■ PROBLEM TO SOLVE ■
Return the lines below that contain "value".

[[ SUPPLIED RECORDS, beginning ]]

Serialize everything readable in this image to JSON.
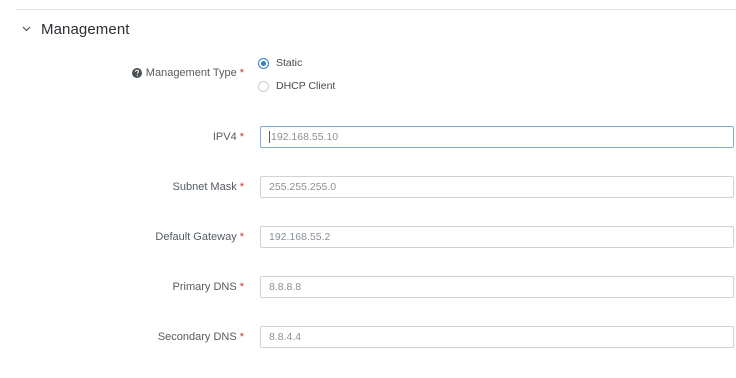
{
  "section": {
    "title": "Management",
    "chevron_icon": "chevron-down-icon"
  },
  "management_type": {
    "label": "Management Type",
    "required_mark": "*",
    "help_icon": "question-circle-icon",
    "options": [
      {
        "label": "Static",
        "selected": true
      },
      {
        "label": "DHCP Client",
        "selected": false
      }
    ]
  },
  "fields": {
    "ipv4": {
      "label": "IPV4",
      "required_mark": "*",
      "value": "192.168.55.10"
    },
    "subnet_mask": {
      "label": "Subnet Mask",
      "required_mark": "*",
      "value": "255.255.255.0"
    },
    "default_gateway": {
      "label": "Default Gateway",
      "required_mark": "*",
      "value": "192.168.55.2"
    },
    "primary_dns": {
      "label": "Primary DNS",
      "required_mark": "*",
      "value": "8.8.8.8"
    },
    "secondary_dns": {
      "label": "Secondary DNS",
      "required_mark": "*",
      "value": "8.8.4.4"
    }
  },
  "colors": {
    "accent": "#2f7fd1",
    "required": "#d0312d",
    "focus_border": "#7db0de"
  }
}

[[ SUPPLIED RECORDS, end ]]

■ EXERCISE RESULT ■
      "value": "192.168.55.10"
      "value": "255.255.255.0"
      "value": "192.168.55.2"
      "value": "8.8.8.8"
      "value": "8.8.4.4"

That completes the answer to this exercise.